By Mark Azzara
I spent three days last week walking on the beach in short-sleeved shirts while soaking up the sun’s warmth — a rarity at the end of October. It was a real gift from God. But as I headed home Thursday he gave me another one — a gift I wasn’t expecting but which turns out to be of much greater value.
Before taking the scenic drive home I ate breakfast at a hole-in-the-wall restaurant. The owner, the only other customer and I talked about why kids do the irresponsible things they do on cellphones and the Internet. In response I recommended the disquieting book “The Narcissism Epidemic.”
That night, checking the Web to see what I’d missed, I found a PBS Newshour exploration of teen “sexting,” which involves a teenager (usually a girl) who takes nude selfies that are meant for one person but which frequently wind up all over cyberspace via apps such as Snapchat or Instagram. Not two minutes after watching this segment, I saw a Web news story that sexual assaults at Connecticut’s residential colleges rose by 25 percent in one year.

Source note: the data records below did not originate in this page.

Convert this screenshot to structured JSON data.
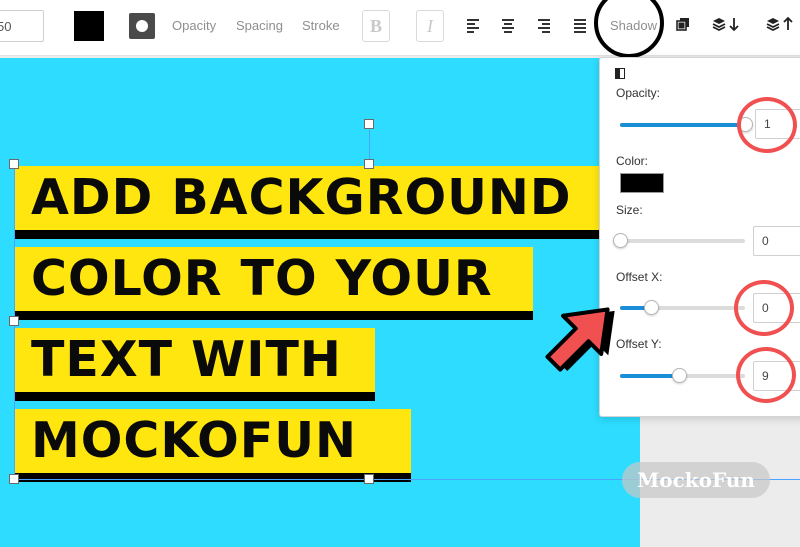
{
  "toolbar": {
    "font_size_value": "50",
    "text_color": "#000000",
    "opacity_label": "Opacity",
    "spacing_label": "Spacing",
    "stroke_label": "Stroke",
    "bold_label": "B",
    "italic_label": "I",
    "shadow_label": "Shadow",
    "icons": [
      "align-left-icon",
      "align-center-icon",
      "align-right-icon",
      "align-justify-icon",
      "duplicate-icon",
      "layer-down-icon",
      "layer-up-icon"
    ]
  },
  "canvas": {
    "background": "#2ddcff",
    "highlight_color": "#ffe60f",
    "headline_lines": [
      "ADD BACKGROUND",
      "COLOR TO YOUR",
      "TEXT WITH",
      "MOCKOFUN"
    ]
  },
  "watermark": "MockoFun",
  "shadow_panel": {
    "opacity_label": "Opacity:",
    "opacity_value": "1",
    "opacity_level": 1.0,
    "color_label": "Color:",
    "shadow_color": "#000000",
    "size_label": "Size:",
    "size_value": "0",
    "size_level": 0.0,
    "offset_x_label": "Offset X:",
    "offset_x_value": "0",
    "offset_x_level": 0.25,
    "offset_y_label": "Offset Y:",
    "offset_y_value": "9",
    "offset_y_level": 0.47
  },
  "annotation_colors": {
    "ring_red": "#f05050",
    "arrow_red": "#f05050",
    "ring_black": "#000000"
  }
}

For me, the connection was undeniable, so I immediately began writing a blog. Fortunately I always let my blogs sit for a day or more. Like homemade pasta sauce, it’s always better the second day. That night during prayer I got a perspective I hadn’t expected. I realized I wasn’t meant to write about parental irresponsibility or teenaged narcissism, but about the roots of both.

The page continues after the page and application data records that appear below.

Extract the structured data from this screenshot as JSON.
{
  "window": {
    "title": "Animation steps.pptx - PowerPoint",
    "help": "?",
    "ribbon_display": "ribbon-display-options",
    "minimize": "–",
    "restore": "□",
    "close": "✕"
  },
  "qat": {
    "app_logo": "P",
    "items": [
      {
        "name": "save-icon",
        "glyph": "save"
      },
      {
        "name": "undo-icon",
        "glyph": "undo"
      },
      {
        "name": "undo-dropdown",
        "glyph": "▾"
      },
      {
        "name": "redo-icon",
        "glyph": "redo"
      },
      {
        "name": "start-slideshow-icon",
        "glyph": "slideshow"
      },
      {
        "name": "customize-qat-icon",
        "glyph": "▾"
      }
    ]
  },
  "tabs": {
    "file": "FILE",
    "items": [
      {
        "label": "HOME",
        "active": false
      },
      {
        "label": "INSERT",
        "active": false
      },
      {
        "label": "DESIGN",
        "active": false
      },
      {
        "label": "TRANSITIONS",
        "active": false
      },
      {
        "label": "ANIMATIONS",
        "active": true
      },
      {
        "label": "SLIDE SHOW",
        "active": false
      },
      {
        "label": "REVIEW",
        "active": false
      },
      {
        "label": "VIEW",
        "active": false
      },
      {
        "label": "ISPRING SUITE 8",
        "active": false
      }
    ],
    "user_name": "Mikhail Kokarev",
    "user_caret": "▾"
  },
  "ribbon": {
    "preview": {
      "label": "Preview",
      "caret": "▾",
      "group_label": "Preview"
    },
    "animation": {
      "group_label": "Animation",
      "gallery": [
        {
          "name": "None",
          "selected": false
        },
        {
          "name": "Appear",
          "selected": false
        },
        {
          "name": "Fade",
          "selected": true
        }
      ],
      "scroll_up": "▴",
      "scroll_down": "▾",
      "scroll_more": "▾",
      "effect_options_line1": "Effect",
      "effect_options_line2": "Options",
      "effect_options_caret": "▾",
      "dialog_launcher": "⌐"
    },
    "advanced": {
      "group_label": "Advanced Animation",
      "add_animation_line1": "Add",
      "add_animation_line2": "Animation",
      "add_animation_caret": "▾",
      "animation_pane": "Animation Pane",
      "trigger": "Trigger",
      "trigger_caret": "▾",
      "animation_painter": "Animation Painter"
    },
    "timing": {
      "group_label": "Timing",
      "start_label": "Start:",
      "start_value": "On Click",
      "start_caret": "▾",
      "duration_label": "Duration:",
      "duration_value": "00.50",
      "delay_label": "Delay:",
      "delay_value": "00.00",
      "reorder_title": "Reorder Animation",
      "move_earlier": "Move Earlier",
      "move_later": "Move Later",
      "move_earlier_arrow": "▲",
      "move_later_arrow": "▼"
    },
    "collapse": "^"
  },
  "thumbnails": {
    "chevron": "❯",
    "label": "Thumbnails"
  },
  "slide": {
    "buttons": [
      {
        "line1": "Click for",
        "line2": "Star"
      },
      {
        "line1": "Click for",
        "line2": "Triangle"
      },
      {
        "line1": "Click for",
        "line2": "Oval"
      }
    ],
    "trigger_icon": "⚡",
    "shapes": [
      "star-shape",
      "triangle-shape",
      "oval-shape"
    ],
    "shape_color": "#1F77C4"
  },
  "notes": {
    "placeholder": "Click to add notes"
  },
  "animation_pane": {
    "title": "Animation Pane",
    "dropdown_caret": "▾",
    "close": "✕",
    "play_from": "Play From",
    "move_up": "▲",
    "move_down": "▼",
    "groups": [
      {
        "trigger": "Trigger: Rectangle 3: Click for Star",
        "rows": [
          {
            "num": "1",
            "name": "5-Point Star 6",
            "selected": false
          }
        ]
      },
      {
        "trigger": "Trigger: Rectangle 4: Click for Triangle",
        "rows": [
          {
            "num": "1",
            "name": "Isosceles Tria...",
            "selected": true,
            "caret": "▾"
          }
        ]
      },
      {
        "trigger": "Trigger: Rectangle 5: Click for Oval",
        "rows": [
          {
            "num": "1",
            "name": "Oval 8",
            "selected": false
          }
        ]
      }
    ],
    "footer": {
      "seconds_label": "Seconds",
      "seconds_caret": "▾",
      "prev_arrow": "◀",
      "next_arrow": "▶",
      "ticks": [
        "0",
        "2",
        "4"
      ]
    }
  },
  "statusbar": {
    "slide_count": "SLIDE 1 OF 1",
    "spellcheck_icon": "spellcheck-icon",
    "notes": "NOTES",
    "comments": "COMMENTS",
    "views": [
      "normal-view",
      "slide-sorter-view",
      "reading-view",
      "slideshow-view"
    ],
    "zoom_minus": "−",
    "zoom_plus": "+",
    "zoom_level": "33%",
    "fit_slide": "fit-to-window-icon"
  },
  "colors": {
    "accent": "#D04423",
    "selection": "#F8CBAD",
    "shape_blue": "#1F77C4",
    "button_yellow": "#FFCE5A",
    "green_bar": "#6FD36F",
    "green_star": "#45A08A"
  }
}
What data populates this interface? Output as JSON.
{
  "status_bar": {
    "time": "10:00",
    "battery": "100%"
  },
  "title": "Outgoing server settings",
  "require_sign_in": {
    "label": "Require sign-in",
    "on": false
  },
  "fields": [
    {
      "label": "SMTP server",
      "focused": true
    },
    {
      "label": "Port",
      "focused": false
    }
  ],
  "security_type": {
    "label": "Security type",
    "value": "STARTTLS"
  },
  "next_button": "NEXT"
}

Humanity is rapidly losing the ability to grieve. We still ache and shed tears at the death of a loved one, but what about the living dead among us that we don’t know, including those we think we know? I can’t relate to the pain that single moms and their kids endure every day, nor to the daily pain of the poor, the lonely, the divorced, the unemployed, the physically or mentally challenged. I can’t relate to the pain of misguided parents or self-centered kids. Or can I?

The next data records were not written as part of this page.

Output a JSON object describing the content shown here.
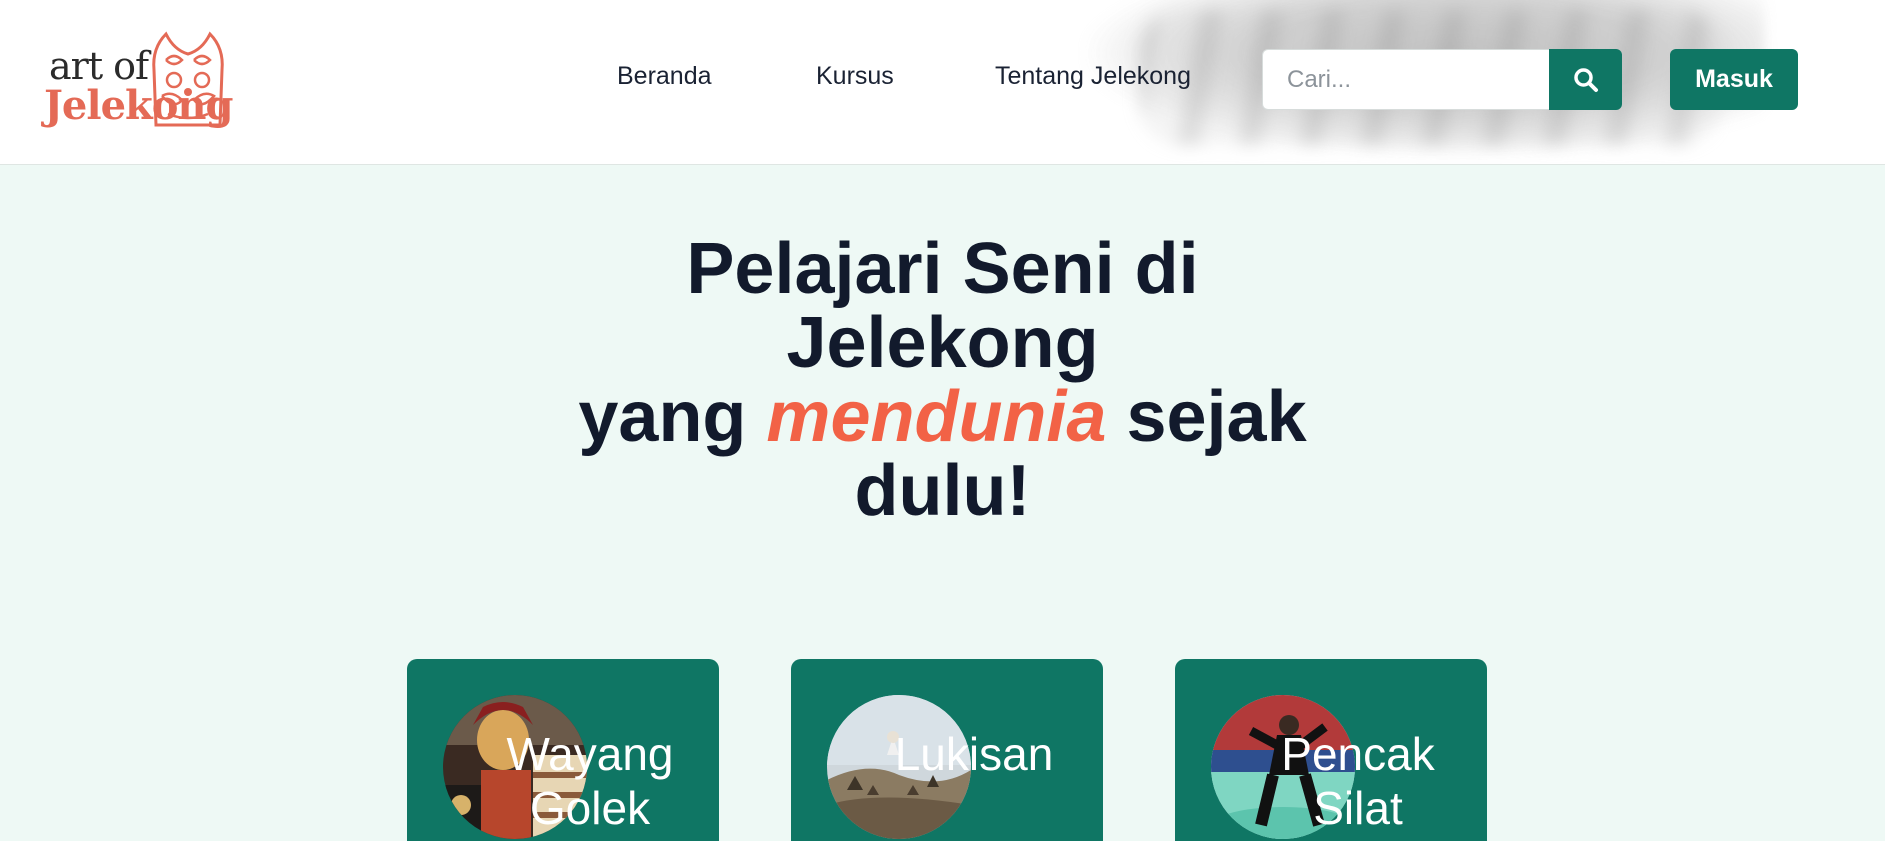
{
  "brand": {
    "logo_top": "art of",
    "logo_bottom": "Jelekong",
    "accent_color": "#e46a56"
  },
  "nav": {
    "items": [
      {
        "label": "Beranda"
      },
      {
        "label": "Kursus"
      },
      {
        "label": "Tentang Jelekong"
      }
    ]
  },
  "search": {
    "placeholder": "Cari...",
    "value": "",
    "icon": "search-icon"
  },
  "auth": {
    "login_label": "Masuk"
  },
  "hero": {
    "line1": "Pelajari Seni di",
    "line2": "Jelekong",
    "line3_pre": "yang ",
    "line3_accent": "mendunia",
    "line3_post": " sejak",
    "line4": "dulu!"
  },
  "cards": [
    {
      "title": "Wayang Golek"
    },
    {
      "title": "Lukisan"
    },
    {
      "title": "Pencak Silat"
    }
  ],
  "colors": {
    "primary": "#0f7664",
    "accent": "#f26246",
    "background": "#eef9f5",
    "text": "#121a2c"
  }
}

Every one of us is in some kind of pain. We may devise semi-efficient ways to deal with it, but the pain is always there. Not consciously, perhaps, but it’s still there. And as long as I, or we or all of us think we can soothe that pain or solve those problems we cannot grieve, because grieving only occurs when we believe a situation is irreversible.
Teens have figured out a way to deal with the pain of loneliness, disrespect and the emptiness of what lies ahead — a life in which jobs aren’t secure, the future of Social Security is unknown, and marital love often evaporates just months after the honeymoon. Their solution to avoid grieving is to create their own worlds in which each one rules as lord and master while everyone else is kept at bay — an outsider.
How do parents combat that behavior when they haven’t been able to do so in their own lives? If parents are so focused on honing their own coping skills that parenting becomes an exercise in mollifying their kids, they will inadvertently teach their kids that this is what life is about.
And no one grieves for them or any of the others I mentioned. No one wants to enter the seemingly inescapable, unending pain of those lives and offer validation. No one wants to sit with someone else and just let that person be. No one wants to risk sharing the tears, the heartache, the fear, the loneliness, the uncertainty, because it’s too threatening. How can we do that for others when no one has ever done it for us?
Oh, but someone has.
I have a lot more to say about this topic but I think God has more to reveal to me before I write. Check back next week.
- Reparations? Yes, for all! - August 7, 2019
- If no news is good news … pray - June 20, 2019
- Finding my true self - June 11, 2019
- Are women the moral arbiters of their families? - June 3, 2019
- Only her body is broken - May 16, 2019
- How valuable are you? No more violence - May 2, 2019
- What went up in flames? - April 17, 2019
- Lenten Sacrifice - March 31, 2019
- Worshipping Wealth - March 25, 2019
- I’m As Bad As They Are - March 10, 2019